The cause of the flavor comes from the bacteria added to it during its preparation. Well, its fans believe that it came into existence through an accidental means. People claim that its history is connected to a French youngster who left his cheese to chase after a stunningly beautiful girl.

Upon returning to his tasty appetizer months later, he realized that some strange substance, which we now call Penicillium roqueforti, had taken over it. It is little surprise that a very popular variant goes by the name Roquefort.

Given its sharp and strong taste, many people wonder if it could make someone sick. However, it does not. Its fans often use it in risotto, pasta dishes, polenta, and salads. Today, there is a growing trend where people serve it with buffalo chicken wings.

Main Differences Between Gorgonzola vs Blue Cheese

The table below gives more insight into the gorgonzola vs blue cheese comparison.

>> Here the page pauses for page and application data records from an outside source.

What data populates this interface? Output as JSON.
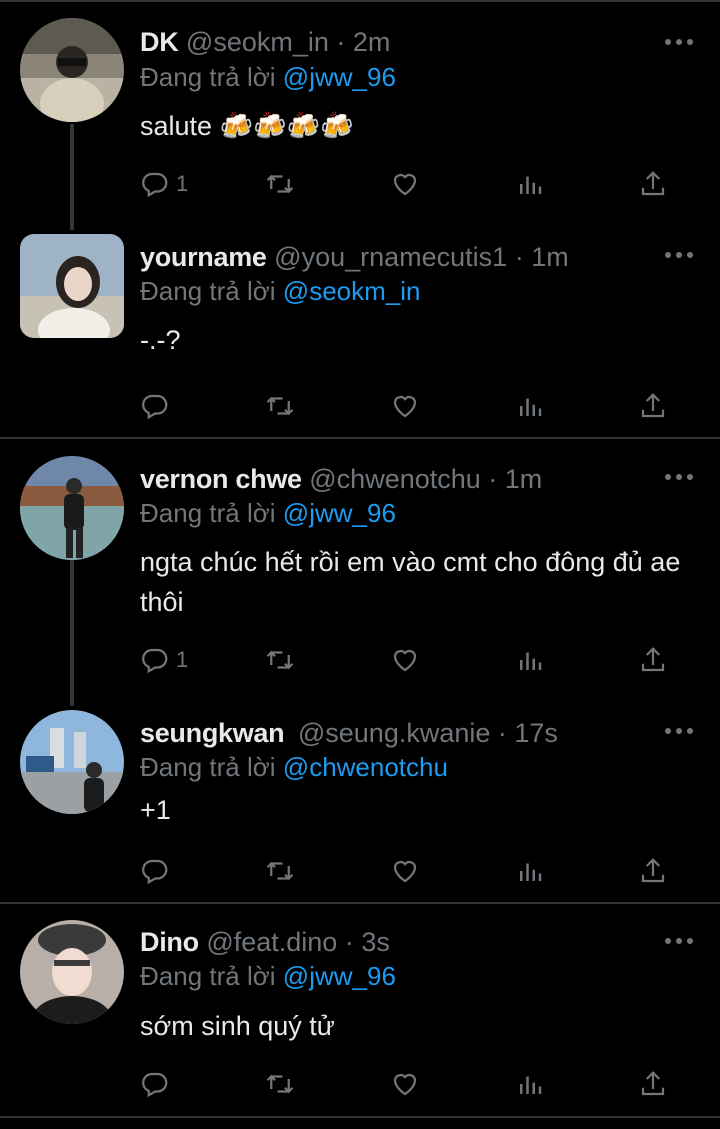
{
  "tweets": [
    {
      "name": "DK",
      "handle": "@seokm_in",
      "time": "· 2m",
      "reply_prefix": "Đang trả lời",
      "mention": "@jww_96",
      "text": "salute 🍻🍻🍻🍻",
      "reply_count": "1",
      "avatar_icon": "profile-photo"
    },
    {
      "name": "yourname",
      "handle": "@you_rnamecutis1",
      "time": "· 1m",
      "reply_prefix": "Đang trả lời",
      "mention": "@seokm_in",
      "text": "-.-?",
      "reply_count": "",
      "avatar_icon": "profile-photo"
    },
    {
      "name": "vernon chwe",
      "handle": "@chwenotchu",
      "time": "· 1m",
      "reply_prefix": "Đang trả lời",
      "mention": "@jww_96",
      "text": "ngta chúc hết rồi em vào cmt cho đông đủ ae thôi",
      "reply_count": "1",
      "avatar_icon": "profile-photo"
    },
    {
      "name": "seungkwan",
      "handle": "@seung.kwanie",
      "time": "· 17s",
      "reply_prefix": "Đang trả lời",
      "mention": "@chwenotchu",
      "text": "+1",
      "reply_count": "",
      "avatar_icon": "profile-photo"
    },
    {
      "name": "Dino",
      "handle": "@feat.dino",
      "time": "· 3s",
      "reply_prefix": "Đang trả lời",
      "mention": "@jww_96",
      "text": "sớm sinh quý tử",
      "reply_count": "",
      "avatar_icon": "profile-photo"
    }
  ],
  "icons": [
    "reply-icon",
    "retweet-icon",
    "like-icon",
    "views-icon",
    "share-icon",
    "more-icon"
  ],
  "colors": {
    "background": "#000000",
    "text": "#e7e9ea",
    "muted": "#71767b",
    "link": "#1d9bf0",
    "divider": "#2f3336"
  }
}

Basis of ComparisonGorgonzolaBlue Cheese  
ContentMade of unskimmed cow’s milk with Penicillium glaucum moldConsists of milk with Penicillium or Penicillium roqueforti
Sources of milkIt often comes from cowsIt often comes from goats, sheep, and cows
AppearanceHas green and blue veins or marbling patterns all over its surfaceMade with blue spots or stripes on the surface and can be blue, gray, or green
TasteSalty and flakySalty and sharp
 Aging durationTakes place within 3 to 6 monthsTakes place within 3 to 4 months
CombinationIt goes with pizza and pastaAdded to risotto, pasta dishes, polenta, salads, and burgers

Differences Between Gorgonzola and Blue Cheese: Conclusion   

In conclusion, you have seen the detailed dissimilarities between them. From the foregoing, the blue cheese vs gorgonzola comparison has fundamental distinctions. For instance, while the former is made of milk with Penicillium or Penicillium roqueforti, the latter is made of unskimmed cow’s milk with Penicillium glaucum mold. Finally, the table above gives you other crucial disparities that separate the two cheese types.